Fertilizer fuels ordinance debate in Orange County
ORLANDO -- Orange County is eyeing revisions to a fertilizer ordinance. Some environmentalists want it strengthened, but some landscape and lawnscare pros say they don't want sweeping changes.
- Orange County considering fertilizer ordinance revisions
- Seminole County changes banned nitrogen, phosphorus fertilizers in summer
- Environmentalists say its better for waterways
- Landscapers say it means less healthy lawns
“When you’re hungry, you eat. When the turf is hungry, it’s time to be fed," said Billy Butterfield, who manages AmeriScapes Landscape Management Services.
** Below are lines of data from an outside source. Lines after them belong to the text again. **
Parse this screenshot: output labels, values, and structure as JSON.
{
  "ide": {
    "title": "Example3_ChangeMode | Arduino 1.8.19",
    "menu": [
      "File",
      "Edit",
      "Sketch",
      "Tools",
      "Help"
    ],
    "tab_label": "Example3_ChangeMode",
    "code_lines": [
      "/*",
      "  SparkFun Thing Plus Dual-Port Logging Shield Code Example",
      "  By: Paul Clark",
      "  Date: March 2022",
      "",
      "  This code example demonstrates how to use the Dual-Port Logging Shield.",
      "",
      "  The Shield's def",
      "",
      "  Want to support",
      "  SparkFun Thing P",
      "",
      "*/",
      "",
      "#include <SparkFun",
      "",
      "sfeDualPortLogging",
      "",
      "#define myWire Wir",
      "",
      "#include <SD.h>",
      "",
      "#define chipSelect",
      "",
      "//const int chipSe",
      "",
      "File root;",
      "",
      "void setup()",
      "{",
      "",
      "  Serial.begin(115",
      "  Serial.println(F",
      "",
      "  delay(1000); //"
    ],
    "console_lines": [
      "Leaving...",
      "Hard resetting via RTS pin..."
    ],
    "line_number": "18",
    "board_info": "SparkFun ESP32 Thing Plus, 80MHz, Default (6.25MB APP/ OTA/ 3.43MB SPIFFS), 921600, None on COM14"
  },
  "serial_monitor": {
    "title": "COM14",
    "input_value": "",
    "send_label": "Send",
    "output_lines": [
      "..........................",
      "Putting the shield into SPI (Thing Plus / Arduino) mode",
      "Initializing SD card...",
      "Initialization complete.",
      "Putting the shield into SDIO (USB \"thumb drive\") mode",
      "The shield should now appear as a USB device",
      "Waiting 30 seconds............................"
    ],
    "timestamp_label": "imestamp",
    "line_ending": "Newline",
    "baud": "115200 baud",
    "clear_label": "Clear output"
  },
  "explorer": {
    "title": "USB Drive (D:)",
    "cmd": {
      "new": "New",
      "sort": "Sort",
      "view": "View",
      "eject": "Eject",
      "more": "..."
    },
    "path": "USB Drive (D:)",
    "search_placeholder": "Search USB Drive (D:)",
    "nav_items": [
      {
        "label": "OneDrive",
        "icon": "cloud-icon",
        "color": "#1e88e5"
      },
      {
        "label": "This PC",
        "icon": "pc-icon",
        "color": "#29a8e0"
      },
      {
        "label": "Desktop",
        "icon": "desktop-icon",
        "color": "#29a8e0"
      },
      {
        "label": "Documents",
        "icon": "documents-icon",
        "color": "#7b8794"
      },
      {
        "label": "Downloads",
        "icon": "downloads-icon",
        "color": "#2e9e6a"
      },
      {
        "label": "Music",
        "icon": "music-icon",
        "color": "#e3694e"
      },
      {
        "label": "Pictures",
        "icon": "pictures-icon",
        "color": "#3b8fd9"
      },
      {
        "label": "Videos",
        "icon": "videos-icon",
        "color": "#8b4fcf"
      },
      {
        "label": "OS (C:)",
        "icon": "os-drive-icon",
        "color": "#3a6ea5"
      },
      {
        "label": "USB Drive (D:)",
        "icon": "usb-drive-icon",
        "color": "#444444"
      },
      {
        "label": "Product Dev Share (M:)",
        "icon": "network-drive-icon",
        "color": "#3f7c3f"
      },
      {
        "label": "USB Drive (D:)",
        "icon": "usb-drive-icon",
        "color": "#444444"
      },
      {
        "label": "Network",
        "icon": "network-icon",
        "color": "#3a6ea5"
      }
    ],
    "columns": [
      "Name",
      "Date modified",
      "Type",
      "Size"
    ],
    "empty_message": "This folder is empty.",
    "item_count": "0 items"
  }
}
“I think there shouldn’t be any fertilizer used during the summer months," said Eric Rollings, Chair of Orange Soil and Water Conservation District.
In February, Seminole County passed one of the most restrictive fertilizer ordinances in the state, banning application of nitrogen and phosphorus fertilizers in summer months. Those who wish to fertilize can use "summer blends," which contain potassium, iron and other micro-nutrients.